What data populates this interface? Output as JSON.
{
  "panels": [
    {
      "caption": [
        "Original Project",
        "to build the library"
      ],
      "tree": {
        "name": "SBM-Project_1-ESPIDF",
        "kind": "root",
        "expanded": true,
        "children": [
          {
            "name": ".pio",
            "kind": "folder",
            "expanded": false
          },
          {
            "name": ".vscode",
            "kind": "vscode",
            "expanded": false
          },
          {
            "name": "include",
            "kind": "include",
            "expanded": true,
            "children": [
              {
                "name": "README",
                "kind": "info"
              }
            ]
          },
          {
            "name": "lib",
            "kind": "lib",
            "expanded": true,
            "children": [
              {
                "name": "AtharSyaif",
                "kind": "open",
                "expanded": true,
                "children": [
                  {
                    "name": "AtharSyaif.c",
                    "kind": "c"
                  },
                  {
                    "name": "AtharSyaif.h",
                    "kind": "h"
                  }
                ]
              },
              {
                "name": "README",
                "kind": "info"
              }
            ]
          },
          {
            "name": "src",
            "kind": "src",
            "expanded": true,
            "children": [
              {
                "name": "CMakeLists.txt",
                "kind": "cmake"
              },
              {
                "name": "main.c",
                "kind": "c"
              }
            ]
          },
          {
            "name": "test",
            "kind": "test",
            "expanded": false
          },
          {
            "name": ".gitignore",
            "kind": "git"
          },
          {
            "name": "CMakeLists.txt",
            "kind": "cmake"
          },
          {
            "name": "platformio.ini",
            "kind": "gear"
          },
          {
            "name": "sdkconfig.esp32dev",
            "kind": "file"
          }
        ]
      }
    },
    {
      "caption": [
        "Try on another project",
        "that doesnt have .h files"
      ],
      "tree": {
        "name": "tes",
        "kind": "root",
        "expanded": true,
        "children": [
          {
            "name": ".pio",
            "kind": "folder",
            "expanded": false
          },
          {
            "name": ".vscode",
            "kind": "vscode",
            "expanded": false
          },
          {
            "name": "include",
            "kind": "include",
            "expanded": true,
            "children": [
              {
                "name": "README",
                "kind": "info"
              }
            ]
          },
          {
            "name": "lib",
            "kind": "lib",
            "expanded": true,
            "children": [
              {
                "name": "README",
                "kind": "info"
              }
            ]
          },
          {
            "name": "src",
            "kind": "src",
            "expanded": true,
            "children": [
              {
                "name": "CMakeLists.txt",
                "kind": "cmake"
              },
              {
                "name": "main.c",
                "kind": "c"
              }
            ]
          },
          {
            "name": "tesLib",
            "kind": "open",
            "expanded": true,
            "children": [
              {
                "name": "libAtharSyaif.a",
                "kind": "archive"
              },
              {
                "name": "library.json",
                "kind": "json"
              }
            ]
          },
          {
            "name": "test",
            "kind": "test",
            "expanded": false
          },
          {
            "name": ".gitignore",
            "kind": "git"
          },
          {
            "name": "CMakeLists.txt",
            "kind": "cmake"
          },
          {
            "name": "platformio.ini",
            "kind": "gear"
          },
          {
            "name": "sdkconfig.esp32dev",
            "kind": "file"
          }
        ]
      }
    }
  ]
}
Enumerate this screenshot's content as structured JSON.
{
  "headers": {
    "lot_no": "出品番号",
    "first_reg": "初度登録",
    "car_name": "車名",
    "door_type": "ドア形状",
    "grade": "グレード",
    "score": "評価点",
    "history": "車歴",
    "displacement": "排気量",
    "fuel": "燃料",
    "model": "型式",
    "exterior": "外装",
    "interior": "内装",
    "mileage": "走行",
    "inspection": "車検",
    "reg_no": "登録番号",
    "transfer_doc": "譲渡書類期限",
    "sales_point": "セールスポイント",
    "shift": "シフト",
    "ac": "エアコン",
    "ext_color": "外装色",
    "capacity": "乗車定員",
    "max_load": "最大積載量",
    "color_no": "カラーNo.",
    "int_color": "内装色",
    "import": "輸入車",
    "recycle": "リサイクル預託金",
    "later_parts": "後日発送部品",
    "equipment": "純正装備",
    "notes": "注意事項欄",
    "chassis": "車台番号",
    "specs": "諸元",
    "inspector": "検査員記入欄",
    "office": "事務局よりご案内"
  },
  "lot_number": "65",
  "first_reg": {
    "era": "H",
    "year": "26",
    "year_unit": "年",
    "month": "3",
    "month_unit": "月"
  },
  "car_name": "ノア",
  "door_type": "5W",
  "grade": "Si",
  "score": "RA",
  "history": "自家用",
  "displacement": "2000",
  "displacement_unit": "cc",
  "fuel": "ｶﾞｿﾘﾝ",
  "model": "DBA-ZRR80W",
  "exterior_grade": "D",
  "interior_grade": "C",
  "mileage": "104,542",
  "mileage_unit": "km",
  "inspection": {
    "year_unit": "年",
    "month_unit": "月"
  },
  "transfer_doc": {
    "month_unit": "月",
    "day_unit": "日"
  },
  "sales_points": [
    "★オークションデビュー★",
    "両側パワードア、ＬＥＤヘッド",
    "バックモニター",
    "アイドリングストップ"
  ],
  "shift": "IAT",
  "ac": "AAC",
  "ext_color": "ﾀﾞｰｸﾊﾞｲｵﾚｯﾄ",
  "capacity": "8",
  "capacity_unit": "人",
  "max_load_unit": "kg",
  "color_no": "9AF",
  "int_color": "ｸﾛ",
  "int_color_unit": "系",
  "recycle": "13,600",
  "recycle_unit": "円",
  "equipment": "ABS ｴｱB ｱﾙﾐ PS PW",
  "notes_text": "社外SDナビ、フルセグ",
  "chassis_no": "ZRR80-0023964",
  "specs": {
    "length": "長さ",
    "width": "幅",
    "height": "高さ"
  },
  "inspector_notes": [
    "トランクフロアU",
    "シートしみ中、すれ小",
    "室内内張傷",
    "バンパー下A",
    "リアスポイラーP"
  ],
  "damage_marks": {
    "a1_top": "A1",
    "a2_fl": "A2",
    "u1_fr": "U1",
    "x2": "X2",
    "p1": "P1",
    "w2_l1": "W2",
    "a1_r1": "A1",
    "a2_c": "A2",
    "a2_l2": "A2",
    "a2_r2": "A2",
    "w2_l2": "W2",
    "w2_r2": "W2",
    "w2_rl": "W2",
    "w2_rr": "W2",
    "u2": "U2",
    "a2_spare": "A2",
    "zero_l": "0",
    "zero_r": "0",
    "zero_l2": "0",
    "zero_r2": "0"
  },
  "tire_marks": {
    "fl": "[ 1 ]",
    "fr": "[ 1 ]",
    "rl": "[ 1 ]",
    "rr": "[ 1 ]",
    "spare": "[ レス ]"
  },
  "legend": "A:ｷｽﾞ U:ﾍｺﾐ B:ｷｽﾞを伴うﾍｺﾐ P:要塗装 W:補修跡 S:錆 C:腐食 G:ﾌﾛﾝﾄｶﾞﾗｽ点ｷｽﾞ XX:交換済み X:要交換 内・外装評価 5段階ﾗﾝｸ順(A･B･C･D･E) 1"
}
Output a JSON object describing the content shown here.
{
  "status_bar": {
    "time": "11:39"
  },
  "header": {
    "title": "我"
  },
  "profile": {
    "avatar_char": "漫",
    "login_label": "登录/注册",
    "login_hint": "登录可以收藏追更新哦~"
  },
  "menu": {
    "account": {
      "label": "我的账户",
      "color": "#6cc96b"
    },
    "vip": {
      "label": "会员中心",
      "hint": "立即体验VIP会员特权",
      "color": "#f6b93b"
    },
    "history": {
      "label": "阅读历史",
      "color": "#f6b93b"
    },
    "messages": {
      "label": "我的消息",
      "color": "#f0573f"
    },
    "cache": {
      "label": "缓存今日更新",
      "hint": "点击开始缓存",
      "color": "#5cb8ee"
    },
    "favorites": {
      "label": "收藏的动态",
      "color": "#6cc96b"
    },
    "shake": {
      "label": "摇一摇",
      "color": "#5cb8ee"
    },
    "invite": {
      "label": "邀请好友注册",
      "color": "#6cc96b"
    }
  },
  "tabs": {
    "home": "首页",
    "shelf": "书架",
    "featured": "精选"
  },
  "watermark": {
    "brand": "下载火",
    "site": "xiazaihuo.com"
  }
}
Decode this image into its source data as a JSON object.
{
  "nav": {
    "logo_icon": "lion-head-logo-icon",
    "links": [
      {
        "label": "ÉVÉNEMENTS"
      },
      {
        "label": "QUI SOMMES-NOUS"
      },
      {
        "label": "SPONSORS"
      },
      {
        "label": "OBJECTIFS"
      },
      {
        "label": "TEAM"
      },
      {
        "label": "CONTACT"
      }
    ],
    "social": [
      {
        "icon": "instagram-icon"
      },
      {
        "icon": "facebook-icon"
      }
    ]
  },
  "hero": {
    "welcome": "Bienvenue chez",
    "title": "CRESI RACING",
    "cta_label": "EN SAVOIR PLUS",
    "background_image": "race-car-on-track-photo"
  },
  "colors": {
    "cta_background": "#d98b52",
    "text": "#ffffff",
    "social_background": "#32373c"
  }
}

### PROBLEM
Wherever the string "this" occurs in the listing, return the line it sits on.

### RESULT
What data populates this interface? Output as JSON.
Enumerate this screenshot's content as structured JSON.
Decode this image into its source data as a JSON object.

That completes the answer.